BEGIN

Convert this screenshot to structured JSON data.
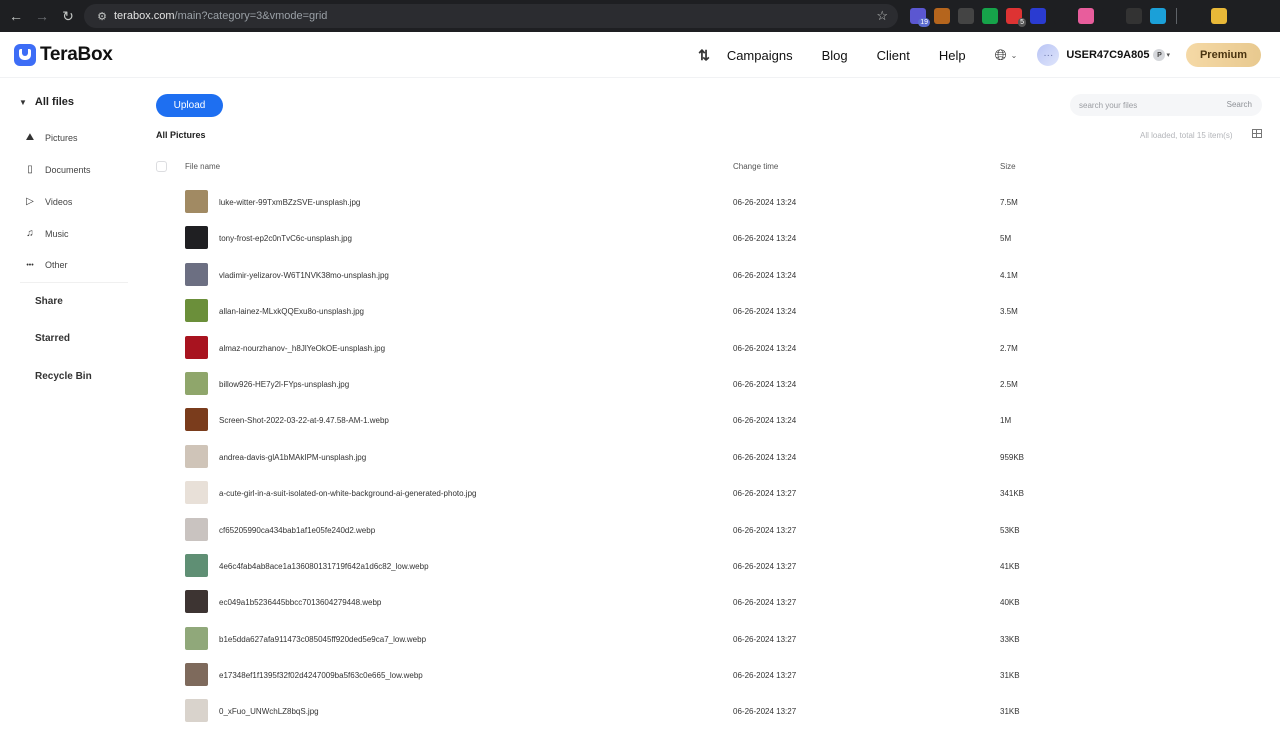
{
  "browser": {
    "back": "←",
    "forward": "→",
    "reload": "↻",
    "url_host": "terabox.com",
    "url_path": "/main?category=3&vmode=grid",
    "extensions": [
      {
        "name": "ext-mail",
        "color": "#5b57d1",
        "badge": "19"
      },
      {
        "name": "ext-tools",
        "color": "#b5651d",
        "badge": ""
      },
      {
        "name": "ext-shield",
        "color": "#444",
        "badge": ""
      },
      {
        "name": "ext-grammarly",
        "color": "#16a34a",
        "badge": ""
      },
      {
        "name": "ext-record",
        "color": "#d33",
        "badge": "5"
      },
      {
        "name": "ext-wm",
        "color": "#2a3bd1",
        "badge": ""
      },
      {
        "name": "ext-fonts",
        "color": "#1e1f22",
        "badge": ""
      },
      {
        "name": "ext-color",
        "color": "#e85d9c",
        "badge": ""
      },
      {
        "name": "ext-w",
        "color": "#1e1f22",
        "badge": ""
      },
      {
        "name": "ext-cloud",
        "color": "#333",
        "badge": ""
      },
      {
        "name": "ext-diamond",
        "color": "#1ba0d8",
        "badge": ""
      },
      {
        "name": "ext-puzzle",
        "color": "#1e1f22",
        "badge": ""
      },
      {
        "name": "ext-rainbow",
        "color": "#e8b838",
        "badge": ""
      }
    ]
  },
  "header": {
    "logo_text": "TeraBox",
    "nav": [
      "Campaigns",
      "Blog",
      "Client",
      "Help"
    ],
    "username": "USER47C9A805",
    "avatar_text": "···",
    "plan_tag": "P",
    "premium_label": "Premium"
  },
  "sidebar": {
    "all_files": "All files",
    "categories": [
      {
        "label": "Pictures",
        "icon": "image-icon",
        "glyph": "⛰"
      },
      {
        "label": "Documents",
        "icon": "document-icon",
        "glyph": "▯"
      },
      {
        "label": "Videos",
        "icon": "video-icon",
        "glyph": "▷"
      },
      {
        "label": "Music",
        "icon": "headphones-icon",
        "glyph": "♫"
      },
      {
        "label": "Other",
        "icon": "more-icon",
        "glyph": "•••"
      }
    ],
    "share": "Share",
    "starred": "Starred",
    "recycle_bin": "Recycle Bin"
  },
  "main": {
    "upload_label": "Upload",
    "search_placeholder": "search your files",
    "search_button": "Search",
    "breadcrumb": "All Pictures",
    "loaded_info": "All loaded, total 15 item(s)",
    "columns": {
      "name": "File name",
      "time": "Change time",
      "size": "Size"
    },
    "files": [
      {
        "name": "luke-witter-99TxmBZzSVE-unsplash.jpg",
        "time": "06-26-2024 13:24",
        "size": "7.5M",
        "thumb": "#a18a63"
      },
      {
        "name": "tony-frost-ep2c0nTvC6c-unsplash.jpg",
        "time": "06-26-2024 13:24",
        "size": "5M",
        "thumb": "#1f1f22"
      },
      {
        "name": "vladimir-yelizarov-W6T1NVK38mo-unsplash.jpg",
        "time": "06-26-2024 13:24",
        "size": "4.1M",
        "thumb": "#6c6f82"
      },
      {
        "name": "allan-lainez-MLxkQQExu8o-unsplash.jpg",
        "time": "06-26-2024 13:24",
        "size": "3.5M",
        "thumb": "#6b8f3a"
      },
      {
        "name": "almaz-nourzhanov-_h8JlYeOkOE-unsplash.jpg",
        "time": "06-26-2024 13:24",
        "size": "2.7M",
        "thumb": "#a8131f"
      },
      {
        "name": "billow926-HE7y2l-FYps-unsplash.jpg",
        "time": "06-26-2024 13:24",
        "size": "2.5M",
        "thumb": "#8fa66b"
      },
      {
        "name": "Screen-Shot-2022-03-22-at-9.47.58-AM-1.webp",
        "time": "06-26-2024 13:24",
        "size": "1M",
        "thumb": "#7a3c1c"
      },
      {
        "name": "andrea-davis-glA1bMAkIPM-unsplash.jpg",
        "time": "06-26-2024 13:24",
        "size": "959KB",
        "thumb": "#cfc4b8"
      },
      {
        "name": "a-cute-girl-in-a-suit-isolated-on-white-background-ai-generated-photo.jpg",
        "time": "06-26-2024 13:27",
        "size": "341KB",
        "thumb": "#e8e0d8"
      },
      {
        "name": "cf65205990ca434bab1af1e05fe240d2.webp",
        "time": "06-26-2024 13:27",
        "size": "53KB",
        "thumb": "#c9c3c0"
      },
      {
        "name": "4e6c4fab4ab8ace1a136080131719f642a1d6c82_low.webp",
        "time": "06-26-2024 13:27",
        "size": "41KB",
        "thumb": "#5f8f74"
      },
      {
        "name": "ec049a1b5236445bbcc7013604279448.webp",
        "time": "06-26-2024 13:27",
        "size": "40KB",
        "thumb": "#3d3432"
      },
      {
        "name": "b1e5dda627afa911473c085045ff920ded5e9ca7_low.webp",
        "time": "06-26-2024 13:27",
        "size": "33KB",
        "thumb": "#90a87a"
      },
      {
        "name": "e17348ef1f1395f32f02d4247009ba5f63c0e665_low.webp",
        "time": "06-26-2024 13:27",
        "size": "31KB",
        "thumb": "#7e6a5c"
      },
      {
        "name": "0_xFuo_UNWchLZ8bqS.jpg",
        "time": "06-26-2024 13:27",
        "size": "31KB",
        "thumb": "#d9d3cc"
      }
    ]
  }
}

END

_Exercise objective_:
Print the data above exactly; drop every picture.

_Answer to the problem_:
Convert this screenshot to structured JSON data.
{
  "browser": {
    "back": "←",
    "forward": "→",
    "reload": "↻",
    "url_host": "terabox.com",
    "url_path": "/main?category=3&vmode=grid",
    "extensions": [
      {
        "name": "ext-mail",
        "color": "#5b57d1",
        "badge": "19"
      },
      {
        "name": "ext-tools",
        "color": "#b5651d",
        "badge": ""
      },
      {
        "name": "ext-shield",
        "color": "#444",
        "badge": ""
      },
      {
        "name": "ext-grammarly",
        "color": "#16a34a",
        "badge": ""
      },
      {
        "name": "ext-record",
        "color": "#d33",
        "badge": "5"
      },
      {
        "name": "ext-wm",
        "color": "#2a3bd1",
        "badge": ""
      },
      {
        "name": "ext-fonts",
        "color": "#1e1f22",
        "badge": ""
      },
      {
        "name": "ext-color",
        "color": "#e85d9c",
        "badge": ""
      },
      {
        "name": "ext-w",
        "color": "#1e1f22",
        "badge": ""
      },
      {
        "name": "ext-cloud",
        "color": "#333",
        "badge": ""
      },
      {
        "name": "ext-diamond",
        "color": "#1ba0d8",
        "badge": ""
      },
      {
        "name": "ext-puzzle",
        "color": "#1e1f22",
        "badge": ""
      },
      {
        "name": "ext-rainbow",
        "color": "#e8b838",
        "badge": ""
      }
    ]
  },
  "header": {
    "logo_text": "TeraBox",
    "nav": [
      "Campaigns",
      "Blog",
      "Client",
      "Help"
    ],
    "username": "USER47C9A805",
    "avatar_text": "···",
    "plan_tag": "P",
    "premium_label": "Premium"
  },
  "sidebar": {
    "all_files": "All files",
    "categories": [
      {
        "label": "Pictures",
        "icon": "image-icon",
        "glyph": "⛰"
      },
      {
        "label": "Documents",
        "icon": "document-icon",
        "glyph": "▯"
      },
      {
        "label": "Videos",
        "icon": "video-icon",
        "glyph": "▷"
      },
      {
        "label": "Music",
        "icon": "headphones-icon",
        "glyph": "♫"
      },
      {
        "label": "Other",
        "icon": "more-icon",
        "glyph": "•••"
      }
    ],
    "share": "Share",
    "starred": "Starred",
    "recycle_bin": "Recycle Bin"
  },
  "main": {
    "upload_label": "Upload",
    "search_placeholder": "search your files",
    "search_button": "Search",
    "breadcrumb": "All Pictures",
    "loaded_info": "All loaded, total 15 item(s)",
    "columns": {
      "name": "File name",
      "time": "Change time",
      "size": "Size"
    },
    "files": [
      {
        "name": "luke-witter-99TxmBZzSVE-unsplash.jpg",
        "time": "06-26-2024 13:24",
        "size": "7.5M",
        "thumb": "#a18a63"
      },
      {
        "name": "tony-frost-ep2c0nTvC6c-unsplash.jpg",
        "time": "06-26-2024 13:24",
        "size": "5M",
        "thumb": "#1f1f22"
      },
      {
        "name": "vladimir-yelizarov-W6T1NVK38mo-unsplash.jpg",
        "time": "06-26-2024 13:24",
        "size": "4.1M",
        "thumb": "#6c6f82"
      },
      {
        "name": "allan-lainez-MLxkQQExu8o-unsplash.jpg",
        "time": "06-26-2024 13:24",
        "size": "3.5M",
        "thumb": "#6b8f3a"
      },
      {
        "name": "almaz-nourzhanov-_h8JlYeOkOE-unsplash.jpg",
        "time": "06-26-2024 13:24",
        "size": "2.7M",
        "thumb": "#a8131f"
      },
      {
        "name": "billow926-HE7y2l-FYps-unsplash.jpg",
        "time": "06-26-2024 13:24",
        "size": "2.5M",
        "thumb": "#8fa66b"
      },
      {
        "name": "Screen-Shot-2022-03-22-at-9.47.58-AM-1.webp",
        "time": "06-26-2024 13:24",
        "size": "1M",
        "thumb": "#7a3c1c"
      },
      {
        "name": "andrea-davis-glA1bMAkIPM-unsplash.jpg",
        "time": "06-26-2024 13:24",
        "size": "959KB",
        "thumb": "#cfc4b8"
      },
      {
        "name": "a-cute-girl-in-a-suit-isolated-on-white-background-ai-generated-photo.jpg",
        "time": "06-26-2024 13:27",
        "size": "341KB",
        "thumb": "#e8e0d8"
      },
      {
        "name": "cf65205990ca434bab1af1e05fe240d2.webp",
        "time": "06-26-2024 13:27",
        "size": "53KB",
        "thumb": "#c9c3c0"
      },
      {
        "name": "4e6c4fab4ab8ace1a136080131719f642a1d6c82_low.webp",
        "time": "06-26-2024 13:27",
        "size": "41KB",
        "thumb": "#5f8f74"
      },
      {
        "name": "ec049a1b5236445bbcc7013604279448.webp",
        "time": "06-26-2024 13:27",
        "size": "40KB",
        "thumb": "#3d3432"
      },
      {
        "name": "b1e5dda627afa911473c085045ff920ded5e9ca7_low.webp",
        "time": "06-26-2024 13:27",
        "size": "33KB",
        "thumb": "#90a87a"
      },
      {
        "name": "e17348ef1f1395f32f02d4247009ba5f63c0e665_low.webp",
        "time": "06-26-2024 13:27",
        "size": "31KB",
        "thumb": "#7e6a5c"
      },
      {
        "name": "0_xFuo_UNWchLZ8bqS.jpg",
        "time": "06-26-2024 13:27",
        "size": "31KB",
        "thumb": "#d9d3cc"
      }
    ]
  }
}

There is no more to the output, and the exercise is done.